The Cuban and U.S. governments this Monday signed in Havana a memorandum of understanding to “deepen cooperation on complying with the law and the exchange of information.”
The document establishes carrying out technical exchanges on questions of mutual interest and defines the fields where there will be joint work. These include the struggle against terrorism, drug trafficking, the trafficking in persons and cybercrimes.
It was also agreed to collaborate in challenging the smuggling of weapons and explosives, the forging of documents, the trafficking in flora and fauna, money laundering and the forgery of ID and travel documents, among other crimes under the jurisdiction of both countries.
The memorandum was signed by Jeffrey DeLaurentis, chargé d’affaires of the U.S. embassy in Havana, and by Cuban Minister of Interior Vice Admiral Julio César Gandarilla, who recently assumed the post after the death of his predecessor, Division General Carlos Fernández Gondín.
The agreement will allow the exchange of information and experiences between both governments, in addition to coordinating operations and assigning liaison officials to achieve a more fluid bilateral communication.
The text will be in force for two extendable years and the agreed points can be expanded in the future through new working groups.

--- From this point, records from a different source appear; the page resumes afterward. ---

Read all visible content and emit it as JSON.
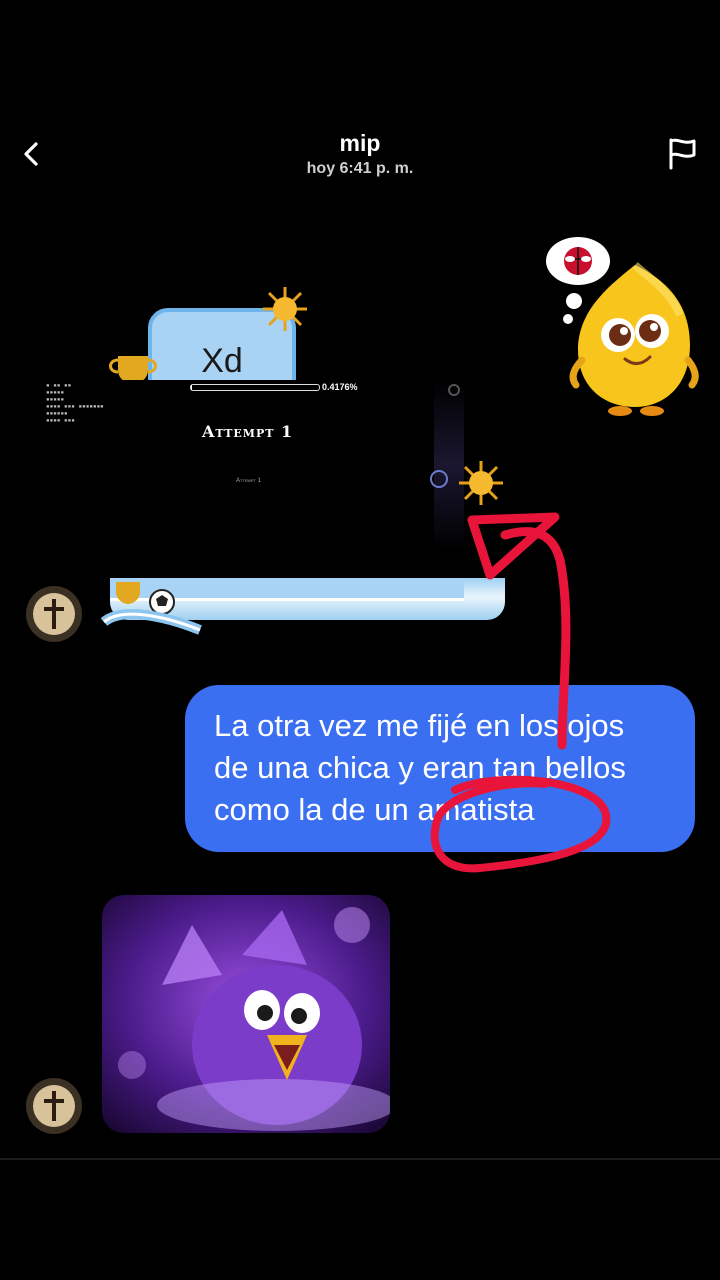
{
  "header": {
    "title": "mip",
    "subtitle": "hoy 6:41 p. m."
  },
  "messages": {
    "received_xd": "Xd",
    "sent_text": "La otra vez me fijé en los ojos de una chica y eran tan bellos como la de un amatista"
  },
  "game_overlay": {
    "progress_text": "0.4176%",
    "progress_value": 0.004176,
    "attempt_title": "Attempt 1",
    "attempt_small": "Attempt 1"
  },
  "icons": {
    "back": "chevron-left-icon",
    "report": "flag-icon",
    "avatar": "cross-avatar"
  },
  "colors": {
    "background": "#000000",
    "sent_bubble": "#3b6ff1",
    "received_bubble": "#a9d3f5",
    "annotation": "#e8143a"
  }
}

Moreover, follow-up talks are previewed for every six months.
Ben Rhodes, assistant national security advisor to President Barack Obama, considered one of the architects of the rapprochement between the United States and Cuba, traveled to Havana for the signing of the document.

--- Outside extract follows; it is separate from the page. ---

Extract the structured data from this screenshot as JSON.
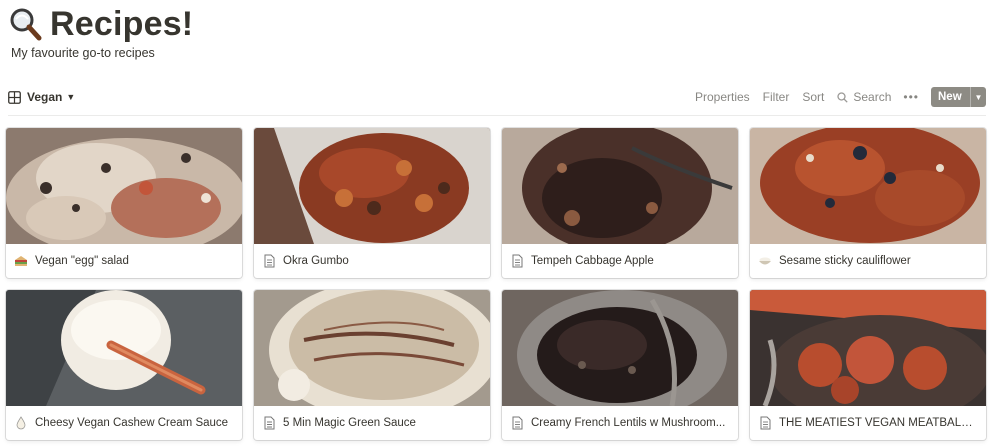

The new memorandum is the 18th between the two countries since the reestablishment of relations and was signed only four days before the inauguration of Donald Trump, who has threatened to revert the policy of rapprochement to the island.
In recent weeks several meetings have been held between representatives of the two nations and they have agreed bilateral instruments, among them a new migration agreement that established the end of the policy known as wet foot, dry foot and the Parole program for Cuban doctors abandoning their missions abroad. We witnessed a close of negotiations between Cuba and the Obama administration. We still have two days left until January 20; new agreements could be announced.